> _GIVEN RECORDS_

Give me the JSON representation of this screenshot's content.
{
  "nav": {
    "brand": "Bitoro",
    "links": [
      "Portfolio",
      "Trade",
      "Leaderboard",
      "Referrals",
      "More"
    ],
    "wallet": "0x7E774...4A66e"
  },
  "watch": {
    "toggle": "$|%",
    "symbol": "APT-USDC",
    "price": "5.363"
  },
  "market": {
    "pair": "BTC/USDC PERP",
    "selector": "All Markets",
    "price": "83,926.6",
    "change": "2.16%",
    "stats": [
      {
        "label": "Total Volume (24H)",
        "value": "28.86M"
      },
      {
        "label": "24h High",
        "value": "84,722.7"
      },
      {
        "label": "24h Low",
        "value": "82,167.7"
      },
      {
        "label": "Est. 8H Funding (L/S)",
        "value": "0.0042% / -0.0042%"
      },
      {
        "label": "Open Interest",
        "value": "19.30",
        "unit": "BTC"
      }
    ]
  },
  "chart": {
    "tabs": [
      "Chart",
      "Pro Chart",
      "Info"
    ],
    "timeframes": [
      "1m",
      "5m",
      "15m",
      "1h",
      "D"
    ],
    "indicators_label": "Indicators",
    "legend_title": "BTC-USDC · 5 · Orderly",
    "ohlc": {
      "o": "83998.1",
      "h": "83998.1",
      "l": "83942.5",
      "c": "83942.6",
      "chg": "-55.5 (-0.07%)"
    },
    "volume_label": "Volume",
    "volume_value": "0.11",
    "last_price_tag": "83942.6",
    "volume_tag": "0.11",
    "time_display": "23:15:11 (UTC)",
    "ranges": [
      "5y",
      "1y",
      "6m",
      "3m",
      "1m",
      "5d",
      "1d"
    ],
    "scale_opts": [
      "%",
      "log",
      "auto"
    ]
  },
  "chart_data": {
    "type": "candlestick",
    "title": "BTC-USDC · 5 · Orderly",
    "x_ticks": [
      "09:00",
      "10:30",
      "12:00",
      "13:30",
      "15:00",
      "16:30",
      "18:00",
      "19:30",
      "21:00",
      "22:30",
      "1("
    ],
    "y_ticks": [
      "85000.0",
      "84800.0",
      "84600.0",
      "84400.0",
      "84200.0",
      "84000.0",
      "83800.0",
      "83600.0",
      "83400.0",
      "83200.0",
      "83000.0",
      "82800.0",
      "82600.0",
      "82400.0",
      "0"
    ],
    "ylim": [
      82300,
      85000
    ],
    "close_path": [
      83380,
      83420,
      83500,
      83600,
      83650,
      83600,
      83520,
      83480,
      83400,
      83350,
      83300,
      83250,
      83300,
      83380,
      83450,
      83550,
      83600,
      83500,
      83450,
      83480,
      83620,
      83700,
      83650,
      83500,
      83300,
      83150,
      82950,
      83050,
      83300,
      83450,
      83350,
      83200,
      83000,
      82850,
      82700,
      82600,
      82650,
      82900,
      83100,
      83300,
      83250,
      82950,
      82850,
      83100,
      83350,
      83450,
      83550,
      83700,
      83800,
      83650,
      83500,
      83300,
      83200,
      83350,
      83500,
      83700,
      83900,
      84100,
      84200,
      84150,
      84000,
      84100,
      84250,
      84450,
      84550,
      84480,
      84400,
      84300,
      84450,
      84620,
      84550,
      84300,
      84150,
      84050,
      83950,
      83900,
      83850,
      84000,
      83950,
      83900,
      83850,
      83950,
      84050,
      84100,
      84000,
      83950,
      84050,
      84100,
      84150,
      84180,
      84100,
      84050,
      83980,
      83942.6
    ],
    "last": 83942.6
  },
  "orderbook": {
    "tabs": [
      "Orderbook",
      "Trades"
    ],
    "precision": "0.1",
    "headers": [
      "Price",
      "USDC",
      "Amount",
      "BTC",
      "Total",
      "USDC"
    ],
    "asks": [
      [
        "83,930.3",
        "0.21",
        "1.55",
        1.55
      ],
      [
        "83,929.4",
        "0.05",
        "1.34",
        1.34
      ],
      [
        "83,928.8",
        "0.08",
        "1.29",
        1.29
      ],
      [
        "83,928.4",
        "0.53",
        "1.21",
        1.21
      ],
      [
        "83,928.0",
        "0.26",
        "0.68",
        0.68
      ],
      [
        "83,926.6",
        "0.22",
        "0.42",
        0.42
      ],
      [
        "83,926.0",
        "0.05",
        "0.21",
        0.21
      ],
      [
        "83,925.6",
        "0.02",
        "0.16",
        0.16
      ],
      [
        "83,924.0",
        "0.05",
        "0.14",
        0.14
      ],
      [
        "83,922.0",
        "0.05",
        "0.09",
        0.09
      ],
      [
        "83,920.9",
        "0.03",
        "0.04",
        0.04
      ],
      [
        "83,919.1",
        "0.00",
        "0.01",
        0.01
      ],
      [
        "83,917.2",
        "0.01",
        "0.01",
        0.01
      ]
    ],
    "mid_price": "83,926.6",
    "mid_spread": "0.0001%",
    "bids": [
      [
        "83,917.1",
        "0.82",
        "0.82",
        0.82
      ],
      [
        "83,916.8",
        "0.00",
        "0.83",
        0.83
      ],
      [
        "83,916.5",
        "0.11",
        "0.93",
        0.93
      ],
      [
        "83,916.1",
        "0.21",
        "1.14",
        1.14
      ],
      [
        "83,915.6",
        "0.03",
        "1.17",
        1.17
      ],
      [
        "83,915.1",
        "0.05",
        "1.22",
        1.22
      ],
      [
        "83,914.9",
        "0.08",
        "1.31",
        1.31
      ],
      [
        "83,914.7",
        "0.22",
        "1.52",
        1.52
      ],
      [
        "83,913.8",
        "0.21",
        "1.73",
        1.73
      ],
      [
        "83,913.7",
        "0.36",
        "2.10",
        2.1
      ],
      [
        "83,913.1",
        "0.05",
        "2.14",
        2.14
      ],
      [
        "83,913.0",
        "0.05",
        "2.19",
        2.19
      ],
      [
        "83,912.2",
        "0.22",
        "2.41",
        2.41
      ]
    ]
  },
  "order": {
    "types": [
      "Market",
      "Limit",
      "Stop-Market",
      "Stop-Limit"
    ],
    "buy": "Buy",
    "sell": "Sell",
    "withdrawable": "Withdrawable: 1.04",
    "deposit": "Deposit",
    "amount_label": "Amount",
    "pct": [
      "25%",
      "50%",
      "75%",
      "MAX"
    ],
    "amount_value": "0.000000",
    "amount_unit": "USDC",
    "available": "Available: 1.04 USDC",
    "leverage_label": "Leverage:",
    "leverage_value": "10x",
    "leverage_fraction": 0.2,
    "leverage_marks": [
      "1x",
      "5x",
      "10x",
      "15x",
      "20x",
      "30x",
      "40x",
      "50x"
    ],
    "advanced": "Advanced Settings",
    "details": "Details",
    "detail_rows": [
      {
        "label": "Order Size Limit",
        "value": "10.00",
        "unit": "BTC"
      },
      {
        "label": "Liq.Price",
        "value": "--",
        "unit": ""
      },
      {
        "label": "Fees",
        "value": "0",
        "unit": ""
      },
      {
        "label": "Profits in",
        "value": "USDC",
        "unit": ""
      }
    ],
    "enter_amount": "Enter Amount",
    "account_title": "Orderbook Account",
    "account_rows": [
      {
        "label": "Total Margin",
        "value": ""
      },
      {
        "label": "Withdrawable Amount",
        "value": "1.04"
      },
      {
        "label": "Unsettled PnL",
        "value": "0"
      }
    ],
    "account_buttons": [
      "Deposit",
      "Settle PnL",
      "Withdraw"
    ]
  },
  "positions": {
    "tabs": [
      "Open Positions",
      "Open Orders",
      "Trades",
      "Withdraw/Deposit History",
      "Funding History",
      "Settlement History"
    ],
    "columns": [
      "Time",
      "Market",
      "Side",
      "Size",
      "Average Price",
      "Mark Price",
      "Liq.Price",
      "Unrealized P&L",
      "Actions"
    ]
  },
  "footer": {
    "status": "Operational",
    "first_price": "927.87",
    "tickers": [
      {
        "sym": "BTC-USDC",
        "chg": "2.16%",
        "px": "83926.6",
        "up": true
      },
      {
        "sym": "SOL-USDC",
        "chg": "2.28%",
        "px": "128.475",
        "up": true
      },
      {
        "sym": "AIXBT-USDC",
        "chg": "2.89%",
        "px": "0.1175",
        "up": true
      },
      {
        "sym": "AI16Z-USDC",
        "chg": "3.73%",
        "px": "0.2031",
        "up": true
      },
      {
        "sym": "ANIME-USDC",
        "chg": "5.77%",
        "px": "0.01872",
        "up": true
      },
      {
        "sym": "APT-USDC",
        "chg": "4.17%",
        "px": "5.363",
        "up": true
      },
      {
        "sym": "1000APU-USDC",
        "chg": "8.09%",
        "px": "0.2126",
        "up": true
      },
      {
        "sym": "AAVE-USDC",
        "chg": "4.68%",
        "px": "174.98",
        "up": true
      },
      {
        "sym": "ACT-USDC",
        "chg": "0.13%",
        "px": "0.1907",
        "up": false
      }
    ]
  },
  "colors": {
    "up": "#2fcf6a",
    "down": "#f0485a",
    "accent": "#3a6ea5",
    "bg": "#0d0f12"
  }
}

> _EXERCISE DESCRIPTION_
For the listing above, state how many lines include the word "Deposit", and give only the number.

> _THE COMPLETED TASK_
3